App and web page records

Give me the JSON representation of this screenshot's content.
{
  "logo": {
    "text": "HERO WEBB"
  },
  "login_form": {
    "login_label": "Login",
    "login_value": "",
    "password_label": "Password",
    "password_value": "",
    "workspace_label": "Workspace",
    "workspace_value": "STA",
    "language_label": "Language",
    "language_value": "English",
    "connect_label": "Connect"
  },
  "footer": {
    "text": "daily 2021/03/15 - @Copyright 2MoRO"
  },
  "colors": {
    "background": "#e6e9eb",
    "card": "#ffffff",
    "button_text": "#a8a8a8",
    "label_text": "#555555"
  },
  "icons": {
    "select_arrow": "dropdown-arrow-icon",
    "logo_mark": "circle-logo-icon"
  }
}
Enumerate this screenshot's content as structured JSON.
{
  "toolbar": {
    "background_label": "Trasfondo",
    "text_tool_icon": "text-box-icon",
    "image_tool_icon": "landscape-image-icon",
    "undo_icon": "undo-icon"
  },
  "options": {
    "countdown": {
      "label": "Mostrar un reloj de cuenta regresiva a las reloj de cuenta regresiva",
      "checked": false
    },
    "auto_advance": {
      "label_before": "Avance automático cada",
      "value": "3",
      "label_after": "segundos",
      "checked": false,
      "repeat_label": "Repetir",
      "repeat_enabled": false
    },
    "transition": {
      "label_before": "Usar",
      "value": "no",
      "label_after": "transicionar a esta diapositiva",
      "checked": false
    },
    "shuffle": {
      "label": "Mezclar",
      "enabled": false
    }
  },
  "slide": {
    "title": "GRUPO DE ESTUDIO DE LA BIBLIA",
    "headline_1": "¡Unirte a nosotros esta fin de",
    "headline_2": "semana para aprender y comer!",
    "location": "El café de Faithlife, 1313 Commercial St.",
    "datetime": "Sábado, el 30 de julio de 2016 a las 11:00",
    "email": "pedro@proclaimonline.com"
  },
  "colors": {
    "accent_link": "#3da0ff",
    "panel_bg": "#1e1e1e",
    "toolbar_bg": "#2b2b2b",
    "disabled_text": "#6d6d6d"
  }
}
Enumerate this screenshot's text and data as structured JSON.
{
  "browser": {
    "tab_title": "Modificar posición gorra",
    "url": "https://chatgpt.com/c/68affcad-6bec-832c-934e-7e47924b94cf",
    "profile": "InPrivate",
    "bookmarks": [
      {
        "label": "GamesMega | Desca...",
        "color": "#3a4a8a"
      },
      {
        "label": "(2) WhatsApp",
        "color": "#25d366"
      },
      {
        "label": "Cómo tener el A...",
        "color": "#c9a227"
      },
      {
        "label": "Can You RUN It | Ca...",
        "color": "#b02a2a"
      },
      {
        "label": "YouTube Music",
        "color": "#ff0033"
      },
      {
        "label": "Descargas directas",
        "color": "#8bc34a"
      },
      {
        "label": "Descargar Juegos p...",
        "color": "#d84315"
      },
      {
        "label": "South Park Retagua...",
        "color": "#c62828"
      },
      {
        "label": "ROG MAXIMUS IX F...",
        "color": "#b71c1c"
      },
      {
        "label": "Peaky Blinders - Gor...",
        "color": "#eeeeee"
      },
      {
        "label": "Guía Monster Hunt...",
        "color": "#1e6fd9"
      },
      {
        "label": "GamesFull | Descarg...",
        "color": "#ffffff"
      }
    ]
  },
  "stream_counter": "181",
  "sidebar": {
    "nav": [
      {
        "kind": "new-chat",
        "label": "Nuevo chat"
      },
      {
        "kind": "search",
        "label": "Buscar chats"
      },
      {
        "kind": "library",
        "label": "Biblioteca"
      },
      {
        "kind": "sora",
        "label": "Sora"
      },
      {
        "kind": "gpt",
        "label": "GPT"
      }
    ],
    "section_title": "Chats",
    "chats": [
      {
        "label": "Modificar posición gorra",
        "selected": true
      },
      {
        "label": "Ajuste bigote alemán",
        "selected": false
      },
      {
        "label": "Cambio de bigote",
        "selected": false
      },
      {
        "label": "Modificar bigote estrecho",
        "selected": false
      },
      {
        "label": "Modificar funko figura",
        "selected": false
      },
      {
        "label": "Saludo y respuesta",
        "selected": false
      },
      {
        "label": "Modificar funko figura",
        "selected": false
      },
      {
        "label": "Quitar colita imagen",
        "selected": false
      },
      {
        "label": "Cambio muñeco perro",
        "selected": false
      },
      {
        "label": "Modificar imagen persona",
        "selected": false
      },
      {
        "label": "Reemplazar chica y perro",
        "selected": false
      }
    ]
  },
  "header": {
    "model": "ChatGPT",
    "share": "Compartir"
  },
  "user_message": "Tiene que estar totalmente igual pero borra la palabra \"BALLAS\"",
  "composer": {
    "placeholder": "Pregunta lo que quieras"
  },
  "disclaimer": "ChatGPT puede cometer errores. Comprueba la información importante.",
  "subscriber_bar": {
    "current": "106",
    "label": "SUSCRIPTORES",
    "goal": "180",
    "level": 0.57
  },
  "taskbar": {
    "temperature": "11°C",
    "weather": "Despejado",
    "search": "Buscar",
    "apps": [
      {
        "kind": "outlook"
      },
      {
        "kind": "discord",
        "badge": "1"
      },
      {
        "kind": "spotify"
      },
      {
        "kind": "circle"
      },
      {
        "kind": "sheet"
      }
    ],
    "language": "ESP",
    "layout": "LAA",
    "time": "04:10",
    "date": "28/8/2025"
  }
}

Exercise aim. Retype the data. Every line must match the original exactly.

Result for this task.
Give me the JSON representation of this screenshot's content.
{
  "logo": {
    "text": "HERO WEBB"
  },
  "login_form": {
    "login_label": "Login",
    "login_value": "",
    "password_label": "Password",
    "password_value": "",
    "workspace_label": "Workspace",
    "workspace_value": "STA",
    "language_label": "Language",
    "language_value": "English",
    "connect_label": "Connect"
  },
  "footer": {
    "text": "daily 2021/03/15 - @Copyright 2MoRO"
  },
  "colors": {
    "background": "#e6e9eb",
    "card": "#ffffff",
    "button_text": "#a8a8a8",
    "label_text": "#555555"
  },
  "icons": {
    "select_arrow": "dropdown-arrow-icon",
    "logo_mark": "circle-logo-icon"
  }
}
Enumerate this screenshot's content as structured JSON.
{
  "toolbar": {
    "background_label": "Trasfondo",
    "text_tool_icon": "text-box-icon",
    "image_tool_icon": "landscape-image-icon",
    "undo_icon": "undo-icon"
  },
  "options": {
    "countdown": {
      "label": "Mostrar un reloj de cuenta regresiva a las reloj de cuenta regresiva",
      "checked": false
    },
    "auto_advance": {
      "label_before": "Avance automático cada",
      "value": "3",
      "label_after": "segundos",
      "checked": false,
      "repeat_label": "Repetir",
      "repeat_enabled": false
    },
    "transition": {
      "label_before": "Usar",
      "value": "no",
      "label_after": "transicionar a esta diapositiva",
      "checked": false
    },
    "shuffle": {
      "label": "Mezclar",
      "enabled": false
    }
  },
  "slide": {
    "title": "GRUPO DE ESTUDIO DE LA BIBLIA",
    "headline_1": "¡Unirte a nosotros esta fin de",
    "headline_2": "semana para aprender y comer!",
    "location": "El café de Faithlife, 1313 Commercial St.",
    "datetime": "Sábado, el 30 de julio de 2016 a las 11:00",
    "email": "pedro@proclaimonline.com"
  },
  "colors": {
    "accent_link": "#3da0ff",
    "panel_bg": "#1e1e1e",
    "toolbar_bg": "#2b2b2b",
    "disabled_text": "#6d6d6d"
  }
}
Enumerate this screenshot's text and data as structured JSON.
{
  "browser": {
    "tab_title": "Modificar posición gorra",
    "url": "https://chatgpt.com/c/68affcad-6bec-832c-934e-7e47924b94cf",
    "profile": "InPrivate",
    "bookmarks": [
      {
        "label": "GamesMega | Desca...",
        "color": "#3a4a8a"
      },
      {
        "label": "(2) WhatsApp",
        "color": "#25d366"
      },
      {
        "label": "Cómo tener el A...",
        "color": "#c9a227"
      },
      {
        "label": "Can You RUN It | Ca...",
        "color": "#b02a2a"
      },
      {
        "label": "YouTube Music",
        "color": "#ff0033"
      },
      {
        "label": "Descargas directas",
        "color": "#8bc34a"
      },
      {
        "label": "Descargar Juegos p...",
        "color": "#d84315"
      },
      {
        "label": "South Park Retagua...",
        "color": "#c62828"
      },
      {
        "label": "ROG MAXIMUS IX F...",
        "color": "#b71c1c"
      },
      {
        "label": "Peaky Blinders - Gor...",
        "color": "#eeeeee"
      },
      {
        "label": "Guía Monster Hunt...",
        "color": "#1e6fd9"
      },
      {
        "label": "GamesFull | Descarg...",
        "color": "#ffffff"
      }
    ]
  },
  "stream_counter": "181",
  "sidebar": {
    "nav": [
      {
        "kind": "new-chat",
        "label": "Nuevo chat"
      },
      {
        "kind": "search",
        "label": "Buscar chats"
      },
      {
        "kind": "library",
        "label": "Biblioteca"
      },
      {
        "kind": "sora",
        "label": "Sora"
      },
      {
        "kind": "gpt",
        "label": "GPT"
      }
    ],
    "section_title": "Chats",
    "chats": [
      {
        "label": "Modificar posición gorra",
        "selected": true
      },
      {
        "label": "Ajuste bigote alemán",
        "selected": false
      },
      {
        "label": "Cambio de bigote",
        "selected": false
      },
      {
        "label": "Modificar bigote estrecho",
        "selected": false
      },
      {
        "label": "Modificar funko figura",
        "selected": false
      },
      {
        "label": "Saludo y respuesta",
        "selected": false
      },
      {
        "label": "Modificar funko figura",
        "selected": false
      },
      {
        "label": "Quitar colita imagen",
        "selected": false
      },
      {
        "label": "Cambio muñeco perro",
        "selected": false
      },
      {
        "label": "Modificar imagen persona",
        "selected": false
      },
      {
        "label": "Reemplazar chica y perro",
        "selected": false
      }
    ]
  },
  "header": {
    "model": "ChatGPT",
    "share": "Compartir"
  },
  "user_message": "Tiene que estar totalmente igual pero borra la palabra \"BALLAS\"",
  "composer": {
    "placeholder": "Pregunta lo que quieras"
  },
  "disclaimer": "ChatGPT puede cometer errores. Comprueba la información importante.",
  "subscriber_bar": {
    "current": "106",
    "label": "SUSCRIPTORES",
    "goal": "180",
    "level": 0.57
  },
  "taskbar": {
    "temperature": "11°C",
    "weather": "Despejado",
    "search": "Buscar",
    "apps": [
      {
        "kind": "outlook"
      },
      {
        "kind": "discord",
        "badge": "1"
      },
      {
        "kind": "spotify"
      },
      {
        "kind": "circle"
      },
      {
        "kind": "sheet"
      }
    ],
    "language": "ESP",
    "layout": "LAA",
    "time": "04:10",
    "date": "28/8/2025"
  }
}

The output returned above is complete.